After Menari, we had an almighty uphill. In the heat. After a big morning. It was hard work, and I was sweating like never before. Two drops per second of my sweat were hitting the ground when we stopped at the top. We all looked pretty hot and bothered, but we were at the top of "The Wall". It is called that, because coming from the other direction, it is like coming up against a vertical wall. We started off downhill, and trekkers coming the other way looked shattered. There were a couple of kids - about 9 and 10 - with a porter, who asked us how far to the top. For them it was about five minutes. Then over the next half hour, the rest of their group came past. They all looked just about ready to pass out.

I led the way down the hill, and I was really glad to be going down. I seem to be able to go downhill quicker than the others - picking my footing quickly, and just moving the feet. I don't know if it as a result of a bit of mountain bike riding, where you're always looking for the best route, or some other reason. Whatever it is, I quite enjoy the downhill - and this was a doosey! I headed off at a pretty quick pace, with Sam hot on my heels. I suppose it was him close behind that made me go a little quicker, and eventually I hot about 10 metres ahead of him. By the time we got to the bottom, we were about 3 minutes ahead of Paul, and 7 minutes ahead of Alex and Catherine. They didn't look happy.

My knee had taken a pounding on the way down - a bit silly of me to have gone at that pace. So I was pretty happy to go along the flat through a swamp, which due to the dry weather, wasn't too muddy. We were still going at a good pace, to the extent that when we arrived at Agulogo to camp the night, the boys hadn't finished putting up the tents. I chose one, threw down my backpack, got some soap, and went down to the creek. I jumped in clothes and all, and sitting in the cool, fast flowing water, slowly took my clothes off and washed them, then washed myself and rinsed my hair.
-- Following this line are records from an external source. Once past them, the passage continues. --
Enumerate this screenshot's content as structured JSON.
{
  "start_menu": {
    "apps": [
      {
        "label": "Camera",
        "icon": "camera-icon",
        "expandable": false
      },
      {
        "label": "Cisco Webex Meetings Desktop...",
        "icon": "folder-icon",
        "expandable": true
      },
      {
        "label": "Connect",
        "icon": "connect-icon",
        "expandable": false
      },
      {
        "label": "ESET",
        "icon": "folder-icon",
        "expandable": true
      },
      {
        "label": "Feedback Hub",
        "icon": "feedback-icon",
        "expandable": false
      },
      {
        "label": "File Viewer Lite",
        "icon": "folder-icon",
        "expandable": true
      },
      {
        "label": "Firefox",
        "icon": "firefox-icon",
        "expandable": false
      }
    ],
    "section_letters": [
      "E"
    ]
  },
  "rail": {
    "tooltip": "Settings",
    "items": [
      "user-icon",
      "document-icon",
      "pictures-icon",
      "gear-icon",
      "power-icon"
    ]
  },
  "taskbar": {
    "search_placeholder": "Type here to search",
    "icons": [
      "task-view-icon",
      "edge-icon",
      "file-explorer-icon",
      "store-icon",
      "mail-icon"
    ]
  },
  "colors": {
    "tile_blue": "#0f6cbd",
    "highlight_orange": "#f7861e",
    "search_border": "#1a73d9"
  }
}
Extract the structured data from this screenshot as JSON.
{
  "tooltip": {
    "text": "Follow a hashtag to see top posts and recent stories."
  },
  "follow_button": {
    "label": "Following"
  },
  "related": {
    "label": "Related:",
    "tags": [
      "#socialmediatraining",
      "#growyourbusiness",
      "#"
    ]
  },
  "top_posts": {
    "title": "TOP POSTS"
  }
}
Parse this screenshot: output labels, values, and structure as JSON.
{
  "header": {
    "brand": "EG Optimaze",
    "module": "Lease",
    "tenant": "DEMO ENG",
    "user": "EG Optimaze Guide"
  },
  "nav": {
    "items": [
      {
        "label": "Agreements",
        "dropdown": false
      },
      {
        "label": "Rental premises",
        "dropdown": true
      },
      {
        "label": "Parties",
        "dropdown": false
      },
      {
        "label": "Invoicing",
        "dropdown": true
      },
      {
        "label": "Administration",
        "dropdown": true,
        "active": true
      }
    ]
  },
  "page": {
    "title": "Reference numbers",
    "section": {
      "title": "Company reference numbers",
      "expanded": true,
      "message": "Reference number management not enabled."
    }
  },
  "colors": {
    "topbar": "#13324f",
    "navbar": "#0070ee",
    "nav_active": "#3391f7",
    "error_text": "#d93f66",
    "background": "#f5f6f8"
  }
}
Because there was another group already there with a view over the creek, I kept my skins on, and washed my nether regions under the water. After about 15 minutes Sam, Paul, Alex and Catherine joined me. I'd finished and was heading back to the tent when another 2 trekkers arrived - one guy in his 30's, the other in his 50's. They were heading in the opposite direction, and the guy in his 50's was struggling with a bad knee. I didn't envy him with what he had ahead of him - was a nice guy - hope he makes it.

The camp dogs made a nuisance of themselves this evening. Luckily, we have wooden panels we can put up at the doorway to the eating/drying hut. A couple of the dogs snuck in while we were having dinner, and tried to get what was on the table. There seems to be about 15 dogs in the village - apparently they are pig hunting dogs, and the boys have asked the villagers if they can get a pig for us to eat tomorrow night. I don't know if I like that idea or not.

A quiet evening this evening. Everyone is pretty beat after a big day - which started at 7:00AM and despite the quick pace, finished when we arrived here at 5:15PM. My knee is really sore. Due to swelling, I can only straighten it to 165 degrees, and only bend it to 85 degrees. I've taken two Nurofen Plus - hope they bring the swelling down overnight. I had trouble walking back up from the creek after my wash. Really hope I'm better in the morning, because despite the big day and feeling tired, I'm still feeling really strong.

Before heading off to bed at 8:10PM, I lent Paul my other wet pack for him to use as a pillow. With any luck he will sleep better tonight, and his bowels will let us sleep better too...